Aim of the exercise: All the records below must be returned exactly as they stand.

[Source records]
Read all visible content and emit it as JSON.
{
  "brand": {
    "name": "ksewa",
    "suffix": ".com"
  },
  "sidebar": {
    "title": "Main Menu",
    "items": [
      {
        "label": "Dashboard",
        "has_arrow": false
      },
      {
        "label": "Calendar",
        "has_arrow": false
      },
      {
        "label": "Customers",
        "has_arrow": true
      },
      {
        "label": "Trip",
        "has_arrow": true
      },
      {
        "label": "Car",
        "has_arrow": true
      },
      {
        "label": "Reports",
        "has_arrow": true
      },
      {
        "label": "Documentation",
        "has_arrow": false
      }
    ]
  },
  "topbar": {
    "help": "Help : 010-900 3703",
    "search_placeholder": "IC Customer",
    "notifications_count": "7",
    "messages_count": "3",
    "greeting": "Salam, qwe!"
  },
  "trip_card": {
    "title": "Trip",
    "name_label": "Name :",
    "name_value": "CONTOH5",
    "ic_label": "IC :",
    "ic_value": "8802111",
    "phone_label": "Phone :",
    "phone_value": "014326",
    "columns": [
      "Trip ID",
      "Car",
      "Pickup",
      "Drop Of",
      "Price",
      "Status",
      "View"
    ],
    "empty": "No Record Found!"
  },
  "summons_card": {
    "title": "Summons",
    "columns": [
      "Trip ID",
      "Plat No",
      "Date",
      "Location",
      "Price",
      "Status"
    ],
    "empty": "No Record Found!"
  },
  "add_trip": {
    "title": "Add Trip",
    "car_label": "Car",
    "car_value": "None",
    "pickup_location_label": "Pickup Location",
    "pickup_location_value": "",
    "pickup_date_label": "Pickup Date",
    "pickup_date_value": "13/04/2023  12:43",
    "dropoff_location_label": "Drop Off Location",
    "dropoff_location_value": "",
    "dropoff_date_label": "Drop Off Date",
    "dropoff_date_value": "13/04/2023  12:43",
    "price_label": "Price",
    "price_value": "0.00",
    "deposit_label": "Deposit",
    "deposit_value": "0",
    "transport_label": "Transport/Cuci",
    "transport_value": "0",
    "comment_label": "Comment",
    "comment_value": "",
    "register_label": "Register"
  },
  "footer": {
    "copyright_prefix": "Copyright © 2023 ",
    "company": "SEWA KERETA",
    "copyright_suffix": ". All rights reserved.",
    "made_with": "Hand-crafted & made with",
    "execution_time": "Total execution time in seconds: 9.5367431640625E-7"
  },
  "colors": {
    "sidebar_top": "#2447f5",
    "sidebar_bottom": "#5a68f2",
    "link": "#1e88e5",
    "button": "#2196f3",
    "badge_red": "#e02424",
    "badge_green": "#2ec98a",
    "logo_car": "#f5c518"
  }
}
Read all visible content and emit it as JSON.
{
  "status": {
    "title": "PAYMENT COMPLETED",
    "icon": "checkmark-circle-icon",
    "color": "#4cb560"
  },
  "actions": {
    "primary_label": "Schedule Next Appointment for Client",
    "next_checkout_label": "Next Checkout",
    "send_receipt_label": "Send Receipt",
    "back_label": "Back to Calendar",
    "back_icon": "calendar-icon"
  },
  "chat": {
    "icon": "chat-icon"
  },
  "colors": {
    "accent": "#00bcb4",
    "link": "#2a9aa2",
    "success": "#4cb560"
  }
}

Solved exercise:
Read all visible content and emit it as JSON.
{
  "brand": {
    "name": "ksewa",
    "suffix": ".com"
  },
  "sidebar": {
    "title": "Main Menu",
    "items": [
      {
        "label": "Dashboard",
        "has_arrow": false
      },
      {
        "label": "Calendar",
        "has_arrow": false
      },
      {
        "label": "Customers",
        "has_arrow": true
      },
      {
        "label": "Trip",
        "has_arrow": true
      },
      {
        "label": "Car",
        "has_arrow": true
      },
      {
        "label": "Reports",
        "has_arrow": true
      },
      {
        "label": "Documentation",
        "has_arrow": false
      }
    ]
  },
  "topbar": {
    "help": "Help : 010-900 3703",
    "search_placeholder": "IC Customer",
    "notifications_count": "7",
    "messages_count": "3",
    "greeting": "Salam, qwe!"
  },
  "trip_card": {
    "title": "Trip",
    "name_label": "Name :",
    "name_value": "CONTOH5",
    "ic_label": "IC :",
    "ic_value": "8802111",
    "phone_label": "Phone :",
    "phone_value": "014326",
    "columns": [
      "Trip ID",
      "Car",
      "Pickup",
      "Drop Of",
      "Price",
      "Status",
      "View"
    ],
    "empty": "No Record Found!"
  },
  "summons_card": {
    "title": "Summons",
    "columns": [
      "Trip ID",
      "Plat No",
      "Date",
      "Location",
      "Price",
      "Status"
    ],
    "empty": "No Record Found!"
  },
  "add_trip": {
    "title": "Add Trip",
    "car_label": "Car",
    "car_value": "None",
    "pickup_location_label": "Pickup Location",
    "pickup_location_value": "",
    "pickup_date_label": "Pickup Date",
    "pickup_date_value": "13/04/2023  12:43",
    "dropoff_location_label": "Drop Off Location",
    "dropoff_location_value": "",
    "dropoff_date_label": "Drop Off Date",
    "dropoff_date_value": "13/04/2023  12:43",
    "price_label": "Price",
    "price_value": "0.00",
    "deposit_label": "Deposit",
    "deposit_value": "0",
    "transport_label": "Transport/Cuci",
    "transport_value": "0",
    "comment_label": "Comment",
    "comment_value": "",
    "register_label": "Register"
  },
  "footer": {
    "copyright_prefix": "Copyright © 2023 ",
    "company": "SEWA KERETA",
    "copyright_suffix": ". All rights reserved.",
    "made_with": "Hand-crafted & made with",
    "execution_time": "Total execution time in seconds: 9.5367431640625E-7"
  },
  "colors": {
    "sidebar_top": "#2447f5",
    "sidebar_bottom": "#5a68f2",
    "link": "#1e88e5",
    "button": "#2196f3",
    "badge_red": "#e02424",
    "badge_green": "#2ec98a",
    "logo_car": "#f5c518"
  }
}
Read all visible content and emit it as JSON.
{
  "status": {
    "title": "PAYMENT COMPLETED",
    "icon": "checkmark-circle-icon",
    "color": "#4cb560"
  },
  "actions": {
    "primary_label": "Schedule Next Appointment for Client",
    "next_checkout_label": "Next Checkout",
    "send_receipt_label": "Send Receipt",
    "back_label": "Back to Calendar",
    "back_icon": "calendar-icon"
  },
  "chat": {
    "icon": "chat-icon"
  },
  "colors": {
    "accent": "#00bcb4",
    "link": "#2a9aa2",
    "success": "#4cb560"
  }
}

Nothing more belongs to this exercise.